Problem to work on: Please print the records below exactly as they are.

== Available records ==

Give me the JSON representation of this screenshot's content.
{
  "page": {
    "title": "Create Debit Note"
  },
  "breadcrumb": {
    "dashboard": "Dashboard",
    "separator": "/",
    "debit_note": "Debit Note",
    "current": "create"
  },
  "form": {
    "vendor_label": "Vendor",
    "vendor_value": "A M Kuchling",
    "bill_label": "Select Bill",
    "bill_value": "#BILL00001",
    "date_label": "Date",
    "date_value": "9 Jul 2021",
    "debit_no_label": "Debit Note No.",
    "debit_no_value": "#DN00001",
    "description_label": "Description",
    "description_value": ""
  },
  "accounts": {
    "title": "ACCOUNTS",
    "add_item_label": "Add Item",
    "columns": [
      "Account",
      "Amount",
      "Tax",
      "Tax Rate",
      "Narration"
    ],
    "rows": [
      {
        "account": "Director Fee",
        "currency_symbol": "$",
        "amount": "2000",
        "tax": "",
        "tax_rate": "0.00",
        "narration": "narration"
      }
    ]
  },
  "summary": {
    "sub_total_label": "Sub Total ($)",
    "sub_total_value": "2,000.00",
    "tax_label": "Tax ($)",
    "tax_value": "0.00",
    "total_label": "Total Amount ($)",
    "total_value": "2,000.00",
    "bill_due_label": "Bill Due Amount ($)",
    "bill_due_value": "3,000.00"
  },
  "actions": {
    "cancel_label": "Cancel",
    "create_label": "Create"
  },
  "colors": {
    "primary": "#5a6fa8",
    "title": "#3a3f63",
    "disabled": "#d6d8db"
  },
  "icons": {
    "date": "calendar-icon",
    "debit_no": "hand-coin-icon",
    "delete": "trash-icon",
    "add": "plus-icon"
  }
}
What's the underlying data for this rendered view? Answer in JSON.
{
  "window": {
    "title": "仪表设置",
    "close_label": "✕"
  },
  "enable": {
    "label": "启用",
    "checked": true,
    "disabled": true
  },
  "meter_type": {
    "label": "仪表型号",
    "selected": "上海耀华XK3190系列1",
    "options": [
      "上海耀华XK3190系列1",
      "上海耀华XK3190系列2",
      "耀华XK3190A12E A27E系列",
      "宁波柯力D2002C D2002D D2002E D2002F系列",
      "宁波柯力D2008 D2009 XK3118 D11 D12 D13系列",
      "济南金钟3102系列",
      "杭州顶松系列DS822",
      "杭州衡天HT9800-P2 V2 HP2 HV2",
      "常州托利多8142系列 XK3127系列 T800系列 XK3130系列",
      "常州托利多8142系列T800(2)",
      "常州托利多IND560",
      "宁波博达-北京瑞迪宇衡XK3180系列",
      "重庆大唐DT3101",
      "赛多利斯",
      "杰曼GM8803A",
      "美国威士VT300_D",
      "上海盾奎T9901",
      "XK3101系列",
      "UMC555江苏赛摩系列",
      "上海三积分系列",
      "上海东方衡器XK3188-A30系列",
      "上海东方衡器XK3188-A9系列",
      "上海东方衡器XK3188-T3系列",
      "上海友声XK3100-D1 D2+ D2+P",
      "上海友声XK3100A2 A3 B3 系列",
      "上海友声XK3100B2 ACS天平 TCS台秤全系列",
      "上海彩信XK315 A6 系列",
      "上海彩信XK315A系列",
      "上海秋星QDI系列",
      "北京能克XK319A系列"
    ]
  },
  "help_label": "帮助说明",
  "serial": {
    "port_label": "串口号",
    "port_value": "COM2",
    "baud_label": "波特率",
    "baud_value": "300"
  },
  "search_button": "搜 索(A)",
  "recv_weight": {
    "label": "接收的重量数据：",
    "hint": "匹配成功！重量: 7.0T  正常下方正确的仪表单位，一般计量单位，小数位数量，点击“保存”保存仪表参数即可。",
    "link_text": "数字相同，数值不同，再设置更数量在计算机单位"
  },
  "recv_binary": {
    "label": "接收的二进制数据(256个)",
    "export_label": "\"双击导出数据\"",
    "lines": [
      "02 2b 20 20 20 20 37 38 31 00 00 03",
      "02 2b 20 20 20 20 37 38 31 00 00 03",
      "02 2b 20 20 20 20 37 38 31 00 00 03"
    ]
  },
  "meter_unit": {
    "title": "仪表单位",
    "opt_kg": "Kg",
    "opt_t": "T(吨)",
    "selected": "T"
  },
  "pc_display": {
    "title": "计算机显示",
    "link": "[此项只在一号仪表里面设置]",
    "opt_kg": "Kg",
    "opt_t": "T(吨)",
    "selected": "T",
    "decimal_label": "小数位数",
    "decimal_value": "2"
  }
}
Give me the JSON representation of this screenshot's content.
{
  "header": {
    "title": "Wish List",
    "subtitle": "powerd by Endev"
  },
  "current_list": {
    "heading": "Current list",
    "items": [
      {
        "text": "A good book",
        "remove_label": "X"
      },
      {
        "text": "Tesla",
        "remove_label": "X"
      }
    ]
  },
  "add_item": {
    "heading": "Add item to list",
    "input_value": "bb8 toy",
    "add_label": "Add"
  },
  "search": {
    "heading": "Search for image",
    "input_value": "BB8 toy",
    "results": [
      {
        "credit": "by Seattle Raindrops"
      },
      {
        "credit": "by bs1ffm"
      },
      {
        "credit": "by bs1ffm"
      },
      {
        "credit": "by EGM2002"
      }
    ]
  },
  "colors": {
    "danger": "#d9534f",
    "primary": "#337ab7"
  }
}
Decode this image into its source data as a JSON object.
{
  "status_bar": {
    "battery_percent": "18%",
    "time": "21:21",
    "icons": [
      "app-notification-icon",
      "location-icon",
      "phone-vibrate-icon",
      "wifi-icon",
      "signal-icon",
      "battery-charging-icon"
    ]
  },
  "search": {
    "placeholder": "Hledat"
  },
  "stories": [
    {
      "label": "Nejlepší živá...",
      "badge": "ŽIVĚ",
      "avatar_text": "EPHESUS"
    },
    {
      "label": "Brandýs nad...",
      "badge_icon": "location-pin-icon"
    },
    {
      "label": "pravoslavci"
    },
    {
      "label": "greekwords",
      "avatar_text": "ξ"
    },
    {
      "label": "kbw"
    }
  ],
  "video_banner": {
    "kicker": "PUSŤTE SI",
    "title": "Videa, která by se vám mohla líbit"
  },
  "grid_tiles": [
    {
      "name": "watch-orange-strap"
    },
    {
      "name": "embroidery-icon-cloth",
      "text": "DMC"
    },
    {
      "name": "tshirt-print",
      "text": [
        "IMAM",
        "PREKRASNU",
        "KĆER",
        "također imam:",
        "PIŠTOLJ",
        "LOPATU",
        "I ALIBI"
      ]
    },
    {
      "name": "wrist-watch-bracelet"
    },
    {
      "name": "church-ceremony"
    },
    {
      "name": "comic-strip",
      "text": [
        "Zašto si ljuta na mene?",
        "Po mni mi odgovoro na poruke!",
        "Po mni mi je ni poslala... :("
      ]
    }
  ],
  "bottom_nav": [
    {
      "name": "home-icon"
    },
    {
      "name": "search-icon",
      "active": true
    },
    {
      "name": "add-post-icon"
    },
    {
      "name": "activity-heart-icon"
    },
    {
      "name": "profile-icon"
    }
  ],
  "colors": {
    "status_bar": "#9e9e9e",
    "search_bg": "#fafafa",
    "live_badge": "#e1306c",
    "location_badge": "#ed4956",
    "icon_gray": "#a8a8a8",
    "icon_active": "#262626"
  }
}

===

Your response:
Give me the JSON representation of this screenshot's content.
{
  "page": {
    "title": "Create Debit Note"
  },
  "breadcrumb": {
    "dashboard": "Dashboard",
    "separator": "/",
    "debit_note": "Debit Note",
    "current": "create"
  },
  "form": {
    "vendor_label": "Vendor",
    "vendor_value": "A M Kuchling",
    "bill_label": "Select Bill",
    "bill_value": "#BILL00001",
    "date_label": "Date",
    "date_value": "9 Jul 2021",
    "debit_no_label": "Debit Note No.",
    "debit_no_value": "#DN00001",
    "description_label": "Description",
    "description_value": ""
  },
  "accounts": {
    "title": "ACCOUNTS",
    "add_item_label": "Add Item",
    "columns": [
      "Account",
      "Amount",
      "Tax",
      "Tax Rate",
      "Narration"
    ],
    "rows": [
      {
        "account": "Director Fee",
        "currency_symbol": "$",
        "amount": "2000",
        "tax": "",
        "tax_rate": "0.00",
        "narration": "narration"
      }
    ]
  },
  "summary": {
    "sub_total_label": "Sub Total ($)",
    "sub_total_value": "2,000.00",
    "tax_label": "Tax ($)",
    "tax_value": "0.00",
    "total_label": "Total Amount ($)",
    "total_value": "2,000.00",
    "bill_due_label": "Bill Due Amount ($)",
    "bill_due_value": "3,000.00"
  },
  "actions": {
    "cancel_label": "Cancel",
    "create_label": "Create"
  },
  "colors": {
    "primary": "#5a6fa8",
    "title": "#3a3f63",
    "disabled": "#d6d8db"
  },
  "icons": {
    "date": "calendar-icon",
    "debit_no": "hand-coin-icon",
    "delete": "trash-icon",
    "add": "plus-icon"
  }
}
What's the underlying data for this rendered view? Answer in JSON.
{
  "window": {
    "title": "仪表设置",
    "close_label": "✕"
  },
  "enable": {
    "label": "启用",
    "checked": true,
    "disabled": true
  },
  "meter_type": {
    "label": "仪表型号",
    "selected": "上海耀华XK3190系列1",
    "options": [
      "上海耀华XK3190系列1",
      "上海耀华XK3190系列2",
      "耀华XK3190A12E A27E系列",
      "宁波柯力D2002C D2002D D2002E D2002F系列",
      "宁波柯力D2008 D2009 XK3118 D11 D12 D13系列",
      "济南金钟3102系列",
      "杭州顶松系列DS822",
      "杭州衡天HT9800-P2 V2 HP2 HV2",
      "常州托利多8142系列 XK3127系列 T800系列 XK3130系列",
      "常州托利多8142系列T800(2)",
      "常州托利多IND560",
      "宁波博达-北京瑞迪宇衡XK3180系列",
      "重庆大唐DT3101",
      "赛多利斯",
      "杰曼GM8803A",
      "美国威士VT300_D",
      "上海盾奎T9901",
      "XK3101系列",
      "UMC555江苏赛摩系列",
      "上海三积分系列",
      "上海东方衡器XK3188-A30系列",
      "上海东方衡器XK3188-A9系列",
      "上海东方衡器XK3188-T3系列",
      "上海友声XK3100-D1 D2+ D2+P",
      "上海友声XK3100A2 A3 B3 系列",
      "上海友声XK3100B2 ACS天平 TCS台秤全系列",
      "上海彩信XK315 A6 系列",
      "上海彩信XK315A系列",
      "上海秋星QDI系列",
      "北京能克XK319A系列"
    ]
  },
  "help_label": "帮助说明",
  "serial": {
    "port_label": "串口号",
    "port_value": "COM2",
    "baud_label": "波特率",
    "baud_value": "300"
  },
  "search_button": "搜 索(A)",
  "recv_weight": {
    "label": "接收的重量数据：",
    "hint": "匹配成功！重量: 7.0T  正常下方正确的仪表单位，一般计量单位，小数位数量，点击“保存”保存仪表参数即可。",
    "link_text": "数字相同，数值不同，再设置更数量在计算机单位"
  },
  "recv_binary": {
    "label": "接收的二进制数据(256个)",
    "export_label": "\"双击导出数据\"",
    "lines": [
      "02 2b 20 20 20 20 37 38 31 00 00 03",
      "02 2b 20 20 20 20 37 38 31 00 00 03",
      "02 2b 20 20 20 20 37 38 31 00 00 03"
    ]
  },
  "meter_unit": {
    "title": "仪表单位",
    "opt_kg": "Kg",
    "opt_t": "T(吨)",
    "selected": "T"
  },
  "pc_display": {
    "title": "计算机显示",
    "link": "[此项只在一号仪表里面设置]",
    "opt_kg": "Kg",
    "opt_t": "T(吨)",
    "selected": "T",
    "decimal_label": "小数位数",
    "decimal_value": "2"
  }
}
Give me the JSON representation of this screenshot's content.
{
  "header": {
    "title": "Wish List",
    "subtitle": "powerd by Endev"
  },
  "current_list": {
    "heading": "Current list",
    "items": [
      {
        "text": "A good book",
        "remove_label": "X"
      },
      {
        "text": "Tesla",
        "remove_label": "X"
      }
    ]
  },
  "add_item": {
    "heading": "Add item to list",
    "input_value": "bb8 toy",
    "add_label": "Add"
  },
  "search": {
    "heading": "Search for image",
    "input_value": "BB8 toy",
    "results": [
      {
        "credit": "by Seattle Raindrops"
      },
      {
        "credit": "by bs1ffm"
      },
      {
        "credit": "by bs1ffm"
      },
      {
        "credit": "by EGM2002"
      }
    ]
  },
  "colors": {
    "danger": "#d9534f",
    "primary": "#337ab7"
  }
}
Decode this image into its source data as a JSON object.
{
  "status_bar": {
    "battery_percent": "18%",
    "time": "21:21",
    "icons": [
      "app-notification-icon",
      "location-icon",
      "phone-vibrate-icon",
      "wifi-icon",
      "signal-icon",
      "battery-charging-icon"
    ]
  },
  "search": {
    "placeholder": "Hledat"
  },
  "stories": [
    {
      "label": "Nejlepší živá...",
      "badge": "ŽIVĚ",
      "avatar_text": "EPHESUS"
    },
    {
      "label": "Brandýs nad...",
      "badge_icon": "location-pin-icon"
    },
    {
      "label": "pravoslavci"
    },
    {
      "label": "greekwords",
      "avatar_text": "ξ"
    },
    {
      "label": "kbw"
    }
  ],
  "video_banner": {
    "kicker": "PUSŤTE SI",
    "title": "Videa, která by se vám mohla líbit"
  },
  "grid_tiles": [
    {
      "name": "watch-orange-strap"
    },
    {
      "name": "embroidery-icon-cloth",
      "text": "DMC"
    },
    {
      "name": "tshirt-print",
      "text": [
        "IMAM",
        "PREKRASNU",
        "KĆER",
        "također imam:",
        "PIŠTOLJ",
        "LOPATU",
        "I ALIBI"
      ]
    },
    {
      "name": "wrist-watch-bracelet"
    },
    {
      "name": "church-ceremony"
    },
    {
      "name": "comic-strip",
      "text": [
        "Zašto si ljuta na mene?",
        "Po mni mi odgovoro na poruke!",
        "Po mni mi je ni poslala... :("
      ]
    }
  ],
  "bottom_nav": [
    {
      "name": "home-icon"
    },
    {
      "name": "search-icon",
      "active": true
    },
    {
      "name": "add-post-icon"
    },
    {
      "name": "activity-heart-icon"
    },
    {
      "name": "profile-icon"
    }
  ],
  "colors": {
    "status_bar": "#9e9e9e",
    "search_bg": "#fafafa",
    "live_badge": "#e1306c",
    "location_badge": "#ed4956",
    "icon_gray": "#a8a8a8",
    "icon_active": "#262626"
  }
}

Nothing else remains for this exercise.